Our library had a “learn to knit” program last week, and Henry got it into his head that he wanted to go. Though it is possible that I made it sound extra enticing. It’s been years since I’ve knit, and it used to be a daily occurrence (I even made up a pattern once and got to be in a book). Why did I stop? Kids and life encroach on time, I suppose. Anyway, so we went to the library program, which was packed with people (hurray!), which meant we were pretty much on our own while the knitting teachers ran from person to person, instructing. The boys each picked out yarn and got a pair of needles (which they got to keep!), and then I helped them cast on, and started them knitting. They didn’t get it right away (and Eli, being only 3, didn’t really get it at all, though I think he’s close, honestly). Henry will get it with practice. What did happen, though, is that, as I was showing them how to knit, my body kicked into some sense memory meditation thing, and it was like eating a cookie my grandmother made or something.

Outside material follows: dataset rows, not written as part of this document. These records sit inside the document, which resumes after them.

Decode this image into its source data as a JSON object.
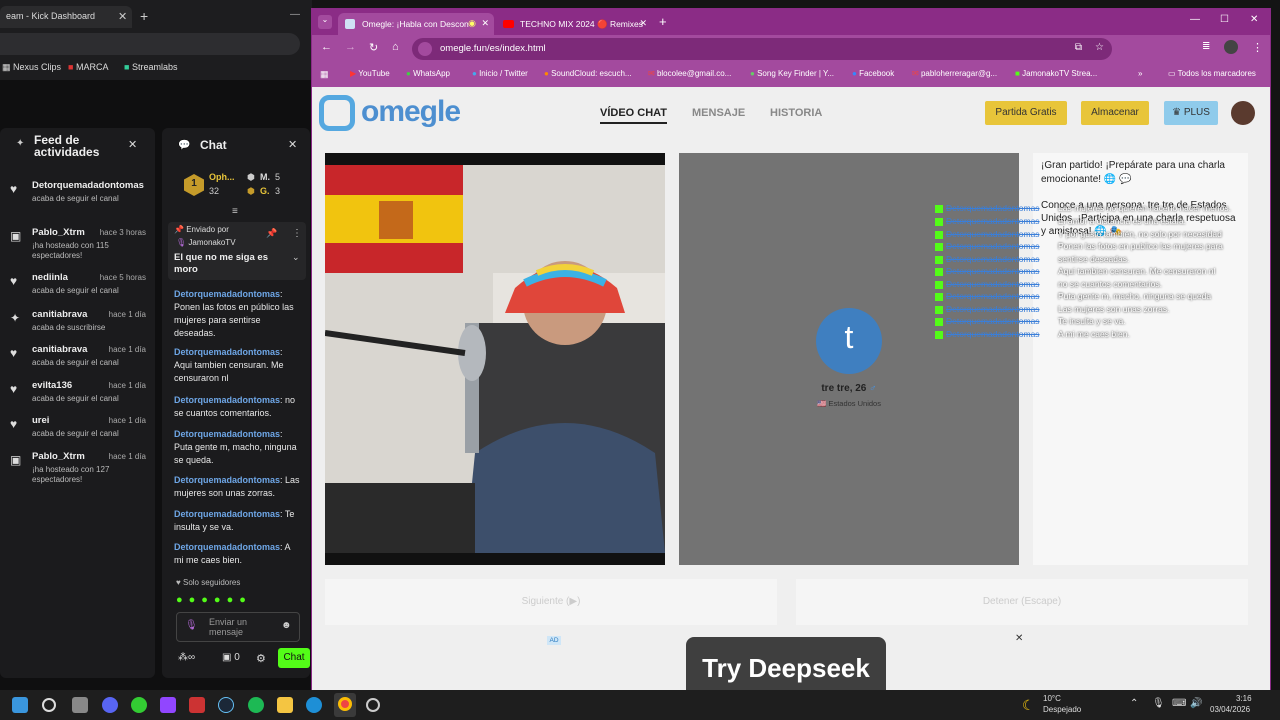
{
  "back_window": {
    "tab_title": "eam - Kick Dashboard",
    "bookmarks": [
      "Nexus Clips",
      "MARCA",
      "Streamlabs"
    ],
    "feed": {
      "title": "Feed de actividades",
      "items": [
        {
          "name": "Detorquemadadontomas",
          "time": "",
          "sub": "acaba de seguir el canal"
        },
        {
          "name": "Pablo_Xtrm",
          "time": "hace 3 horas",
          "sub": "¡ha hosteado con 115 espectadores!"
        },
        {
          "name": "nediinla",
          "time": "hace 5 horas",
          "sub": "acaba de seguir el canal"
        },
        {
          "name": "canitiabrava",
          "time": "hace 1 día",
          "sub": "acaba de suscribirse"
        },
        {
          "name": "canitiabrava",
          "time": "hace 1 día",
          "sub": "acaba de seguir el canal"
        },
        {
          "name": "evilta136",
          "time": "hace 1 día",
          "sub": "acaba de seguir el canal"
        },
        {
          "name": "urei",
          "time": "hace 1 día",
          "sub": "acaba de seguir el canal"
        },
        {
          "name": "Pablo_Xtrm",
          "time": "hace 1 día",
          "sub": "¡ha hosteado con 127 espectadores!"
        }
      ]
    },
    "chat": {
      "title": "Chat",
      "leader_1": "Oph...",
      "leader_1_count": "32",
      "leader_2": "M.",
      "leader_2_count": "5",
      "leader_3": "G.",
      "leader_3_count": "3",
      "pinned_label": "Enviado por",
      "pinned_user": "JamonakoTV",
      "pinned_text": "El que no me siga es moro",
      "messages": [
        {
          "user": "Detorquemadadontomas",
          "text": "Ponen las fotos en público las mujeres para sentirse deseadas."
        },
        {
          "user": "Detorquemadadontomas",
          "text": "Aqui tambien censuran. Me censuraron nl"
        },
        {
          "user": "Detorquemadadontomas",
          "text": "no se cuantos comentarios."
        },
        {
          "user": "Detorquemadadontomas",
          "text": "Puta gente m, macho, ninguna se queda."
        },
        {
          "user": "Detorquemadadontomas",
          "text": "Las mujeres son unas zorras."
        },
        {
          "user": "Detorquemadadontomas",
          "text": "Te insulta y se va."
        },
        {
          "user": "Detorquemadadontomas",
          "text": "A mi me caes bien."
        }
      ],
      "followers_only": "Solo seguidores",
      "input_placeholder": "Enviar un mensaje",
      "count_zero": "0",
      "send_label": "Chat"
    }
  },
  "main_window": {
    "tabs": [
      {
        "label": "Omegle: ¡Habla con Descon"
      },
      {
        "label": "TECHNO MIX 2024 🔴 Remixes"
      }
    ],
    "url": "omegle.fun/es/index.html",
    "bookmarks": [
      "YouTube",
      "WhatsApp",
      "Inicio / Twitter",
      "SoundCloud: escuch...",
      "blocolee@gmail.co...",
      "Song Key Finder | Y...",
      "Facebook",
      "pabloherreragar@g...",
      "JamonakoTV Strea..."
    ],
    "all_bookmarks": "Todos los marcadores",
    "site": {
      "logo_text": "omegle",
      "nav": [
        "VÍDEO CHAT",
        "MENSAJE",
        "HISTORIA"
      ],
      "btn_free": "Partida Gratis",
      "btn_store": "Almacenar",
      "btn_plus": "PLUS",
      "stranger_initial": "t",
      "stranger_name": "tre tre, 26",
      "stranger_country": "Estados Unidos",
      "chat_intro": "¡Gran partido! ¡Prepárate para una charla emocionante! 🌐 💬",
      "chat_meet": "Conoce a una persona: tre tre de Estados Unidos. ¡Participa en una charla respetuosa y amistosa! 🌐 🎭",
      "next_button": "Siguiente (▶)",
      "stop_button": "Detener (Escape)",
      "ad_label": "AD",
      "ad_text": "Try Deepseek"
    },
    "overlay": [
      "Las mujeres no quieren hacerlo hacer menos.",
      "El amor a distancia es una estafa.",
      "Y por gusto también, no solo por necesidad",
      "Ponen las fotos en publico las mujeres para",
      "sentirse deseadas.",
      "Aqui tambien censuran. Me censuraron nl",
      "no se cuantos comentarios.",
      "Puta gente m, macho, ninguna se queda",
      "Las mujeres son unas zorras.",
      "Te insulta y se va.",
      "A mi me caes bien."
    ],
    "overlay_user": "Detorquemadadontomas"
  },
  "taskbar": {
    "temp": "10°C",
    "weather": "Despejado",
    "time": "3:16",
    "date": "03/04/2026"
  },
  "colors": {
    "kick_green": "#53fc18",
    "browser_purple": "#8b2c86",
    "omegle_blue": "#4a90d9",
    "yellow_btn": "#e8c53a"
  }
}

It became difficult for me to give Henry his knitting back.
One thing I did immediately realize is that another reason I stopped knitting is that, when children aren’t acting like dogs, they’re acting like cats. Zuzu kept batting at the yarn and trying to remove the needles from the knitting. I threw her a ball with a bell in it so I could keep knitting (kidding).
We got two knitting books out of the library that day: Kids Learn to Knit and Knitting New Scarves. At home, I started standing in the corner when I was supposed to be cleaning, leafing through Knitting New Scarves (like it was Twilight or something! Sheesh!) and fantasizing about what I was going to make. I decided on one with holes that you then knit in a contrasting color, and took myself out to the shed, where all my knitting things were waiting, to see what size double-pointed needles I had (knowing full well I’ve got most every size). In the shed I found an unfinished sweater, two started scarves, an almost-done pair of socks, and the beginnings of a dishcloth. And so I have forbidden myself to buy any new yarn until I finish those projects. I packed one of the scarves and the sweater into my beautiful Knitter’s Review tote (thanks, Clara!), and brought them into the house, where they are being worked on post-kid-bedtime.
One thing I love about knitting is that it offers tangible results in this world I live in, this parenting world where I may not be able to measure success for ten or twenty years. It’s nice to be back to it.